| REQUIRED ACTION |
Repeat each entry below without omitting a single word.

(Entries from a dataset of interfaces)
--------------------------------
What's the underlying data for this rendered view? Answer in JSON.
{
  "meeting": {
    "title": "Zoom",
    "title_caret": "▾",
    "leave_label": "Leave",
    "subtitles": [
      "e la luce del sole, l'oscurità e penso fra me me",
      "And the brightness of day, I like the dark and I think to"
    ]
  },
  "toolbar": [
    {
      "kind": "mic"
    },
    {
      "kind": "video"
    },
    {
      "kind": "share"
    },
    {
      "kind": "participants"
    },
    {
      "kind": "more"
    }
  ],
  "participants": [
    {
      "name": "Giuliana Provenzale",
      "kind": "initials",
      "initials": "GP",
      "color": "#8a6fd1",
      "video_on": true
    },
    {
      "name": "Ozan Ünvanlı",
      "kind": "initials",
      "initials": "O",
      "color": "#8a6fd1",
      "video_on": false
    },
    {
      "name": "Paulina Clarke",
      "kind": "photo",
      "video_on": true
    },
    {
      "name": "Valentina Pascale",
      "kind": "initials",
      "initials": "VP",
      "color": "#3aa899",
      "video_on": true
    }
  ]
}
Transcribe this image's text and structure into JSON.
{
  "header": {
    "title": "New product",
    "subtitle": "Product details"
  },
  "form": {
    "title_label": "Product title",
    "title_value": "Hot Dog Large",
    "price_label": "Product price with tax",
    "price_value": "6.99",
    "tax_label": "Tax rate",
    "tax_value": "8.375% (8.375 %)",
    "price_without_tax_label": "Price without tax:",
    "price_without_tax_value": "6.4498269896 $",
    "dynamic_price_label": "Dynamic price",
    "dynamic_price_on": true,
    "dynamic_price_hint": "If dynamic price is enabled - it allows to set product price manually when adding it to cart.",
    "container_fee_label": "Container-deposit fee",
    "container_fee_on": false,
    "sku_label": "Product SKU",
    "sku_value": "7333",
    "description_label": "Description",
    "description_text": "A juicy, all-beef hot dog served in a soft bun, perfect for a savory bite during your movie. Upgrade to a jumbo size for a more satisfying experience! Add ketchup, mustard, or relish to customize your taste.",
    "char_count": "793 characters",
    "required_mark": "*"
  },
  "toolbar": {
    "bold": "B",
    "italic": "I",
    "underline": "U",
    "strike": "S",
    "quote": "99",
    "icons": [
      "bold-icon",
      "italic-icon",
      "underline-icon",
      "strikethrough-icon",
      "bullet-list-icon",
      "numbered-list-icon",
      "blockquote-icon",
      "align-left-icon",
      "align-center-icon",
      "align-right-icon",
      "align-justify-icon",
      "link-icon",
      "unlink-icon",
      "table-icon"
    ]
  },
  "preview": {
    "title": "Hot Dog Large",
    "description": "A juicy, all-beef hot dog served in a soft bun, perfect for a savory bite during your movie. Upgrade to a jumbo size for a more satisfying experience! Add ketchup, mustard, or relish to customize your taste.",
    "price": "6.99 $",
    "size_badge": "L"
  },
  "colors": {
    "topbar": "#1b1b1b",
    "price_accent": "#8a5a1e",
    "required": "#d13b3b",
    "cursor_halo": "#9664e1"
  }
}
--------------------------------
| PROBLEM SOLUTION |
What's the underlying data for this rendered view? Answer in JSON.
{
  "meeting": {
    "title": "Zoom",
    "title_caret": "▾",
    "leave_label": "Leave",
    "subtitles": [
      "e la luce del sole, l'oscurità e penso fra me me",
      "And the brightness of day, I like the dark and I think to"
    ]
  },
  "toolbar": [
    {
      "kind": "mic"
    },
    {
      "kind": "video"
    },
    {
      "kind": "share"
    },
    {
      "kind": "participants"
    },
    {
      "kind": "more"
    }
  ],
  "participants": [
    {
      "name": "Giuliana Provenzale",
      "kind": "initials",
      "initials": "GP",
      "color": "#8a6fd1",
      "video_on": true
    },
    {
      "name": "Ozan Ünvanlı",
      "kind": "initials",
      "initials": "O",
      "color": "#8a6fd1",
      "video_on": false
    },
    {
      "name": "Paulina Clarke",
      "kind": "photo",
      "video_on": true
    },
    {
      "name": "Valentina Pascale",
      "kind": "initials",
      "initials": "VP",
      "color": "#3aa899",
      "video_on": true
    }
  ]
}
Transcribe this image's text and structure into JSON.
{
  "header": {
    "title": "New product",
    "subtitle": "Product details"
  },
  "form": {
    "title_label": "Product title",
    "title_value": "Hot Dog Large",
    "price_label": "Product price with tax",
    "price_value": "6.99",
    "tax_label": "Tax rate",
    "tax_value": "8.375% (8.375 %)",
    "price_without_tax_label": "Price without tax:",
    "price_without_tax_value": "6.4498269896 $",
    "dynamic_price_label": "Dynamic price",
    "dynamic_price_on": true,
    "dynamic_price_hint": "If dynamic price is enabled - it allows to set product price manually when adding it to cart.",
    "container_fee_label": "Container-deposit fee",
    "container_fee_on": false,
    "sku_label": "Product SKU",
    "sku_value": "7333",
    "description_label": "Description",
    "description_text": "A juicy, all-beef hot dog served in a soft bun, perfect for a savory bite during your movie. Upgrade to a jumbo size for a more satisfying experience! Add ketchup, mustard, or relish to customize your taste.",
    "char_count": "793 characters",
    "required_mark": "*"
  },
  "toolbar": {
    "bold": "B",
    "italic": "I",
    "underline": "U",
    "strike": "S",
    "quote": "99",
    "icons": [
      "bold-icon",
      "italic-icon",
      "underline-icon",
      "strikethrough-icon",
      "bullet-list-icon",
      "numbered-list-icon",
      "blockquote-icon",
      "align-left-icon",
      "align-center-icon",
      "align-right-icon",
      "align-justify-icon",
      "link-icon",
      "unlink-icon",
      "table-icon"
    ]
  },
  "preview": {
    "title": "Hot Dog Large",
    "description": "A juicy, all-beef hot dog served in a soft bun, perfect for a savory bite during your movie. Upgrade to a jumbo size for a more satisfying experience! Add ketchup, mustard, or relish to customize your taste.",
    "price": "6.99 $",
    "size_badge": "L"
  },
  "colors": {
    "topbar": "#1b1b1b",
    "price_accent": "#8a5a1e",
    "required": "#d13b3b",
    "cursor_halo": "#9664e1"
  }
}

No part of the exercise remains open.